* THE DATA *
------------------------------------------------------------------------
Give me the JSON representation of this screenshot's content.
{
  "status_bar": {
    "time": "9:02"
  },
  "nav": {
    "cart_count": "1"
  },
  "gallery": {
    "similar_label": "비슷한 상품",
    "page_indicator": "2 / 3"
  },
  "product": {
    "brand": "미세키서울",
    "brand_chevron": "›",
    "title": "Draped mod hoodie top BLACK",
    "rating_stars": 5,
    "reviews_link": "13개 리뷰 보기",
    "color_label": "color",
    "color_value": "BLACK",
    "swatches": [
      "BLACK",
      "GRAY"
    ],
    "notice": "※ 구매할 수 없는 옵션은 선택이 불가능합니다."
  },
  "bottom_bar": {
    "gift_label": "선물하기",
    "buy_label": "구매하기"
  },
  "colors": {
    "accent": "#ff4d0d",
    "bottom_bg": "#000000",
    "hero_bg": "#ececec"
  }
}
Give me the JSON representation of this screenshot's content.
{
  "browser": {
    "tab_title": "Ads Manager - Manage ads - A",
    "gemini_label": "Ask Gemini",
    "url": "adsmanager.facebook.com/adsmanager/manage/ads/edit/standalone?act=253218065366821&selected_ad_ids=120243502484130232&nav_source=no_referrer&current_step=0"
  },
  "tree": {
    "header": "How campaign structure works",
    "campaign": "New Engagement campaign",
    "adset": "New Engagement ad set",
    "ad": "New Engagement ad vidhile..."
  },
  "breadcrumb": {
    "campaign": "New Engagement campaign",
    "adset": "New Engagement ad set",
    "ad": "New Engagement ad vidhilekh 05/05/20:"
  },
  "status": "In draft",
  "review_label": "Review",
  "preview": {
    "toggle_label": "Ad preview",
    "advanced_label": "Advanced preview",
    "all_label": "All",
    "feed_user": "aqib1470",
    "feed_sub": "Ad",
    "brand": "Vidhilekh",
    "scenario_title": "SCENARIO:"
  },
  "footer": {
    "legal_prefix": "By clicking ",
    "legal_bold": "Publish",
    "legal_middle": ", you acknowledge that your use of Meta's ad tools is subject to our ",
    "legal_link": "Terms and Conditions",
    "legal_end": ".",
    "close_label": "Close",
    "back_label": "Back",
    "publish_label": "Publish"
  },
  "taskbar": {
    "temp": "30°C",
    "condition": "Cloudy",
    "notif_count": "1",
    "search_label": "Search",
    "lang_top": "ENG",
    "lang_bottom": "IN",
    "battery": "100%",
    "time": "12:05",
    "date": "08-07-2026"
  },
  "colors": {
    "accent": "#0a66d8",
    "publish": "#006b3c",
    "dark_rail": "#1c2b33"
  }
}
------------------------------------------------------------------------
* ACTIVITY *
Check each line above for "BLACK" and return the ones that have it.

* COMPLETED TASK *
    "title": "Draped mod hoodie top BLACK",
    "color_value": "BLACK",
      "BLACK",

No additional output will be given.